GOAL OF THE EXERCISE:
Some lines below may hold the string "this". Count them and give only the total.

EXERCISE MATERIAL:

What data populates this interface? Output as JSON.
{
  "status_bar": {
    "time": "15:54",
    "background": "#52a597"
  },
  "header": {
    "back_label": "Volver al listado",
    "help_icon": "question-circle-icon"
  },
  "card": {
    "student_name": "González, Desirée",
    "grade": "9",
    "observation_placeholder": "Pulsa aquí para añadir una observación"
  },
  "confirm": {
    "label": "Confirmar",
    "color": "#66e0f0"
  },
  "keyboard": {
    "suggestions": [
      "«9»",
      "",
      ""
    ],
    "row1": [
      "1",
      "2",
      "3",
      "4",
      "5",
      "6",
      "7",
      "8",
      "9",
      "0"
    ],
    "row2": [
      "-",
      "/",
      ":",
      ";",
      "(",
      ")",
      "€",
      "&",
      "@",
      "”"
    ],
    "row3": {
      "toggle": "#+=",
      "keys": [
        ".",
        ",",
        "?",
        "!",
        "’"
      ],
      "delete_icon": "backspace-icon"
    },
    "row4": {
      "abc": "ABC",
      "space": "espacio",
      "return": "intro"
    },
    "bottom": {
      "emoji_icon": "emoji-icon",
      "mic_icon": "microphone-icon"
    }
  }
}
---
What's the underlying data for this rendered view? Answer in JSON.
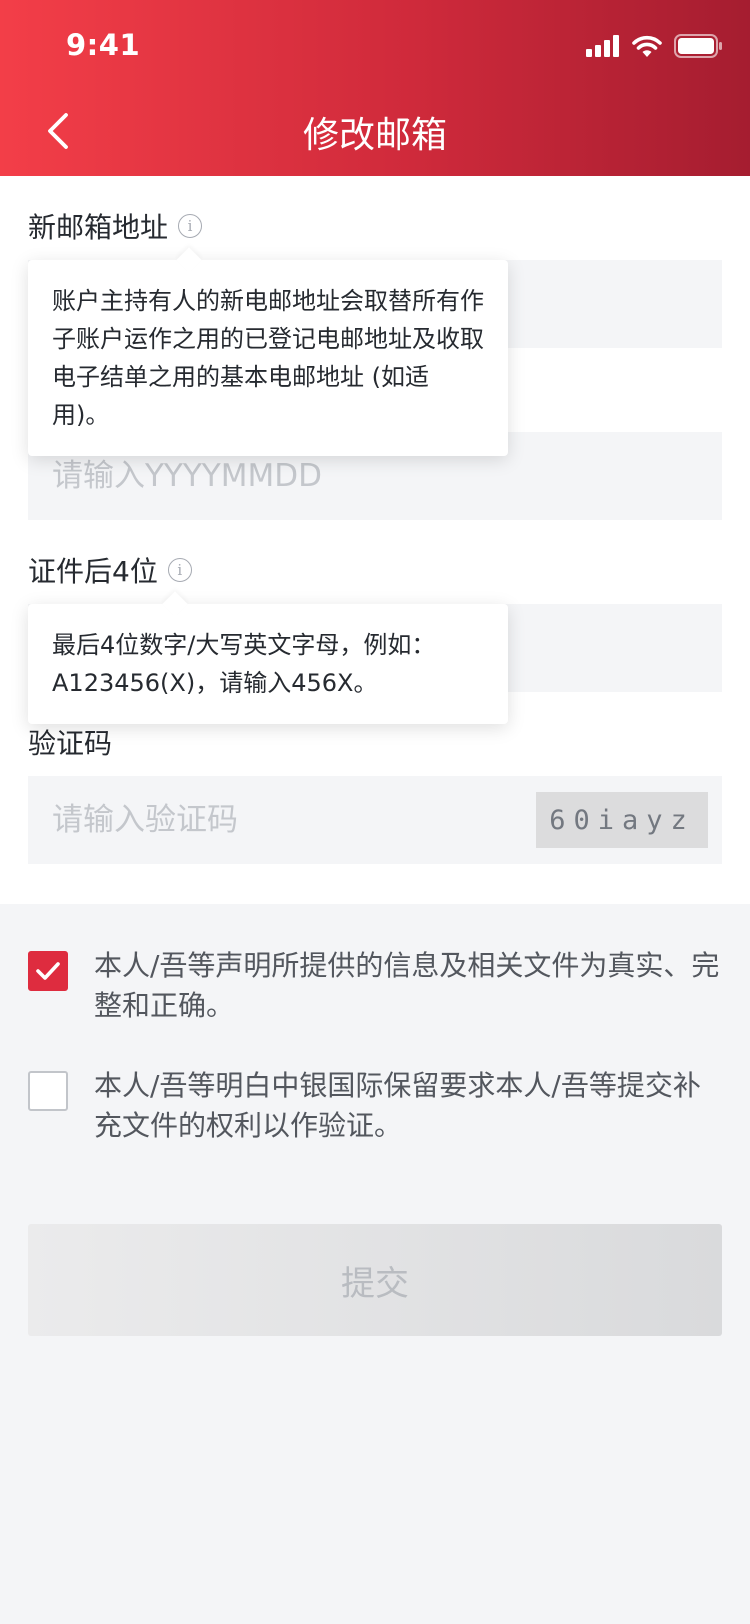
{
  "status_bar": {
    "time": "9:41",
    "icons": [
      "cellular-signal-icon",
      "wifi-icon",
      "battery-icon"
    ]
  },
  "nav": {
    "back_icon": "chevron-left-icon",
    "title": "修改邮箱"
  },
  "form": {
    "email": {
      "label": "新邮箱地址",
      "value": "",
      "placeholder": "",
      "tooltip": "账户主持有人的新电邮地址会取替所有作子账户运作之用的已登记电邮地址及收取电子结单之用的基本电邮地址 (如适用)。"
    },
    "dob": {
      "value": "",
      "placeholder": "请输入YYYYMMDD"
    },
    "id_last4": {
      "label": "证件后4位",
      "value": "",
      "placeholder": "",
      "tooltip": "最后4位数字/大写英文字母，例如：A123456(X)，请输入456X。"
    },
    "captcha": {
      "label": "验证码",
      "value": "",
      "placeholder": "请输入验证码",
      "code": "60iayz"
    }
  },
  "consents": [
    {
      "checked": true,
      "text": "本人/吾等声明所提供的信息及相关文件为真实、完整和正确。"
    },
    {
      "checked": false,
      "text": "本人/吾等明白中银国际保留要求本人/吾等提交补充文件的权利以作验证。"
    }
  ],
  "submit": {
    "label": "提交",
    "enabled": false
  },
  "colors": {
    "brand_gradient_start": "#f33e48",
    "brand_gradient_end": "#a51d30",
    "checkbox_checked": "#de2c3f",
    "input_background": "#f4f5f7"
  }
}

TASK OUTPUT:
2